Excerpts from an interface dataset
◆ ◆ ◆ ◆ ◆

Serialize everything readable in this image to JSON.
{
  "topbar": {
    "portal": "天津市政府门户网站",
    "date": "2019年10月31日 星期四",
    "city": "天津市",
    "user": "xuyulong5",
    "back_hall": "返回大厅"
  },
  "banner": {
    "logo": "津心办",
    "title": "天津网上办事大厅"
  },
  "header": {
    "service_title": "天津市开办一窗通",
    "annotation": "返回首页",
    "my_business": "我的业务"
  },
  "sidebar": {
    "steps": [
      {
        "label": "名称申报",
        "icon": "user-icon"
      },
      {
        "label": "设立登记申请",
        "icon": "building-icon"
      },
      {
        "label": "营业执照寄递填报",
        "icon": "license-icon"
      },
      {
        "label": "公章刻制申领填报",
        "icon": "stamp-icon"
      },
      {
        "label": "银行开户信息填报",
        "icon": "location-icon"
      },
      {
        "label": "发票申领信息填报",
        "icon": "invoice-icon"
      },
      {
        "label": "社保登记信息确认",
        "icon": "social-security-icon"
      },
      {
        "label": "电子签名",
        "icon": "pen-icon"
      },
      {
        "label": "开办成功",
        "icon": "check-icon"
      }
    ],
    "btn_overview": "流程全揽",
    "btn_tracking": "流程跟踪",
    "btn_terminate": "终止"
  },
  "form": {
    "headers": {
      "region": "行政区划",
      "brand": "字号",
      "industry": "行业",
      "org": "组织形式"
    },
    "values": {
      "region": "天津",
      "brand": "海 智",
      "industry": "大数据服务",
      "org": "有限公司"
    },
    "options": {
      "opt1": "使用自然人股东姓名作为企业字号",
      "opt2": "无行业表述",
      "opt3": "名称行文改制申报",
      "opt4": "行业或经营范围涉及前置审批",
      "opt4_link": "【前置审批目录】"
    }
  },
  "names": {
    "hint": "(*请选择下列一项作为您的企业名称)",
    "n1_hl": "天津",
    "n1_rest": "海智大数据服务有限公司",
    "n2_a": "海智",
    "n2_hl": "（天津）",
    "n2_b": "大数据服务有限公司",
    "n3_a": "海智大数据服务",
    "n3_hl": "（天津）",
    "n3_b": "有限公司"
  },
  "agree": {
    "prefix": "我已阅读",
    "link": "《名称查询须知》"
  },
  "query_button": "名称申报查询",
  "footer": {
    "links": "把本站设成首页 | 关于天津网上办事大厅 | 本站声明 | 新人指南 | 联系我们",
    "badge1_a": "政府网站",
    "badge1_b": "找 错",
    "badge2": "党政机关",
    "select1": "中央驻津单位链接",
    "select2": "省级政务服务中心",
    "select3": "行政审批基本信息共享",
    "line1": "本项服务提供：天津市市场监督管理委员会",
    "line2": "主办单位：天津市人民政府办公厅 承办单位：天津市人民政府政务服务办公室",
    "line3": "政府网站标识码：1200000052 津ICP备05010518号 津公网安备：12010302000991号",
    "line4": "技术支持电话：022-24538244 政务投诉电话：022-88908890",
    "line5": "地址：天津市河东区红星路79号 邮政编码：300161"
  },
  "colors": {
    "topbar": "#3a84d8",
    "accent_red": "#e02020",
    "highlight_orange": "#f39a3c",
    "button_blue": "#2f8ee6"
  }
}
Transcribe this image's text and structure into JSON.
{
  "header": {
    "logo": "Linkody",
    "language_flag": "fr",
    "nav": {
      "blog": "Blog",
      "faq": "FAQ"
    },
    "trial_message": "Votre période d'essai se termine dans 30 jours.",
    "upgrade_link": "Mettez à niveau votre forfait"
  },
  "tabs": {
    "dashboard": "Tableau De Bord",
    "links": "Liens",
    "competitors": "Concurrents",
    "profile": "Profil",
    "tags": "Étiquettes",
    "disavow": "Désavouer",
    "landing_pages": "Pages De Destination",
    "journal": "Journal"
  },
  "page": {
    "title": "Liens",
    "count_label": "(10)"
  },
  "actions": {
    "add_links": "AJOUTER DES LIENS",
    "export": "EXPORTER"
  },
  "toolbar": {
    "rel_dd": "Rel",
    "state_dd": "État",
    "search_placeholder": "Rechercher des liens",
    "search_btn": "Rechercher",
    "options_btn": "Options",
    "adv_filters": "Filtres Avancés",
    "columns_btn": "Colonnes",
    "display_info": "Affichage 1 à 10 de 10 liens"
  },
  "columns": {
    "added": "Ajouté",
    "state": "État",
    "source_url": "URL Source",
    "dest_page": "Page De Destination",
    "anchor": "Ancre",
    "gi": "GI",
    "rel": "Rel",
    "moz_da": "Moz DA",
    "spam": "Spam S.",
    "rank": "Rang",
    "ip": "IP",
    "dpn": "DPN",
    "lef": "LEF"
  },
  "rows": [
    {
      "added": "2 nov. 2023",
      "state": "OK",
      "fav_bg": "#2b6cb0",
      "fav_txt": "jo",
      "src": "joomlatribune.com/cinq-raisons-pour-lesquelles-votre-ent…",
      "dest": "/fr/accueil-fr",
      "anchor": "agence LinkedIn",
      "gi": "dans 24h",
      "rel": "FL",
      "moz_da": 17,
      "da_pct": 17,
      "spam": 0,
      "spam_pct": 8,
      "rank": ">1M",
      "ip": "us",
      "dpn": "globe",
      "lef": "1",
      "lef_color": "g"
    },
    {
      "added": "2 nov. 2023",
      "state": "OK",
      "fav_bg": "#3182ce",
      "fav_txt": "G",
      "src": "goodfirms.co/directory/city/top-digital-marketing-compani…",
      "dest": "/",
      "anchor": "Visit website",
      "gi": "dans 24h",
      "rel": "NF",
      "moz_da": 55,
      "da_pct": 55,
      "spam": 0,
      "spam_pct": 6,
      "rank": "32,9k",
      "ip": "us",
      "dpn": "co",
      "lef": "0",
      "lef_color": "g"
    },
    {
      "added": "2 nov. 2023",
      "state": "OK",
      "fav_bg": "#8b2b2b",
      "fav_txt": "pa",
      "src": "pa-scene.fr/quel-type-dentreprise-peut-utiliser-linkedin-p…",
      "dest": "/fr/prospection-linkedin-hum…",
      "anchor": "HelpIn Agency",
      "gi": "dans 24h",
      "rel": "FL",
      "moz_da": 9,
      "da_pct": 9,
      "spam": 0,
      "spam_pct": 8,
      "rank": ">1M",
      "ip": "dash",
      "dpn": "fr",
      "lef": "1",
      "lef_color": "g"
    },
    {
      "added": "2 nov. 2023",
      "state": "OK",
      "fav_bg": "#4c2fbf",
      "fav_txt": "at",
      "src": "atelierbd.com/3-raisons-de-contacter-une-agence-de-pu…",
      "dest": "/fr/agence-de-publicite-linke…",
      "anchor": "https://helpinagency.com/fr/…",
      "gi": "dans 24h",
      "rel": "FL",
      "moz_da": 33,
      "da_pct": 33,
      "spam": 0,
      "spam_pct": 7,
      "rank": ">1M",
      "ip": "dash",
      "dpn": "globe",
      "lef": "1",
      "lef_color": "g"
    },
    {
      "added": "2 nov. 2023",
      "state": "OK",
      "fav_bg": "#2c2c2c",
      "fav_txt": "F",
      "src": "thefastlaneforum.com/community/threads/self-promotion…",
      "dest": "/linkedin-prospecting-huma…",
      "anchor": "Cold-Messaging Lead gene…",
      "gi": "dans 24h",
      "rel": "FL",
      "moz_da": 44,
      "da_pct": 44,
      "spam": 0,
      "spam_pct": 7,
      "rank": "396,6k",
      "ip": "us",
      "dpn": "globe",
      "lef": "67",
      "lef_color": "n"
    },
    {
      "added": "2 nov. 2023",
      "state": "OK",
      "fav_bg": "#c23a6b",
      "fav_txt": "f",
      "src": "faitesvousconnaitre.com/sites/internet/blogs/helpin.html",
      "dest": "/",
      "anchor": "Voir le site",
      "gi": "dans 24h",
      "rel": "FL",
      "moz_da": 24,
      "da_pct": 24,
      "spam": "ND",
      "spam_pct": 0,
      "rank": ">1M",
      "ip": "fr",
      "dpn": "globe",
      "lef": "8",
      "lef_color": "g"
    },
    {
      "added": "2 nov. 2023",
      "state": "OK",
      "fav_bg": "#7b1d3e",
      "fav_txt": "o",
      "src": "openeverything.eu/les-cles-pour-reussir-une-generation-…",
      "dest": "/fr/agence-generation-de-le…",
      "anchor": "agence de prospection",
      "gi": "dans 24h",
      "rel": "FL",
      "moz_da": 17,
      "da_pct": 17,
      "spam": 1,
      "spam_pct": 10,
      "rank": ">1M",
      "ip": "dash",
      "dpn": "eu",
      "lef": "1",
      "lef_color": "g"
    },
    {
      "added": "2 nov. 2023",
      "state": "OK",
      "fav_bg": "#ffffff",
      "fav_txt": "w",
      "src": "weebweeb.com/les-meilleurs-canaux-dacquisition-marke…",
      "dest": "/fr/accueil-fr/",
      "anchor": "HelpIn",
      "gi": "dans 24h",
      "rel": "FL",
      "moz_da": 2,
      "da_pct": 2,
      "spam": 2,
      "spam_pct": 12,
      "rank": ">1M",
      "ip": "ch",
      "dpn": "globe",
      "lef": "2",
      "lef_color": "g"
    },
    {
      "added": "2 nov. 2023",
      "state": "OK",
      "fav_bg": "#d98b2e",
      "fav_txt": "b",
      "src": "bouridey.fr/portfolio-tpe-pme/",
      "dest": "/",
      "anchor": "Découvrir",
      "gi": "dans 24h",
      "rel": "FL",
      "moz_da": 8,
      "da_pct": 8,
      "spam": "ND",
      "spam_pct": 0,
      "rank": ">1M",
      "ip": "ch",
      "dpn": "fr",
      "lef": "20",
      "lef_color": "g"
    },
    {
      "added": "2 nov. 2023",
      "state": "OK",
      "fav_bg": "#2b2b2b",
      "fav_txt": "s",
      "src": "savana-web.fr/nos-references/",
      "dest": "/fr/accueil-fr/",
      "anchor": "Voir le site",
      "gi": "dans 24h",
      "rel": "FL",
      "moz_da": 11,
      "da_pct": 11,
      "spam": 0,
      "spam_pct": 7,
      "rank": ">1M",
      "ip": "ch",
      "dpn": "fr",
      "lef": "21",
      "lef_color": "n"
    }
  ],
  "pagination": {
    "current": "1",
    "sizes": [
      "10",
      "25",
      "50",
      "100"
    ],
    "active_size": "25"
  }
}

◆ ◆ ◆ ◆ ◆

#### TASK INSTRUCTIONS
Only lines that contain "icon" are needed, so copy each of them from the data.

#### OUTPUT OF THE TASK
        "icon": "user-icon"
        "icon": "building-icon"
        "icon": "license-icon"
        "icon": "stamp-icon"
        "icon": "location-icon"
        "icon": "invoice-icon"
        "icon": "social-security-icon"
        "icon": "pen-icon"
        "icon": "check-icon"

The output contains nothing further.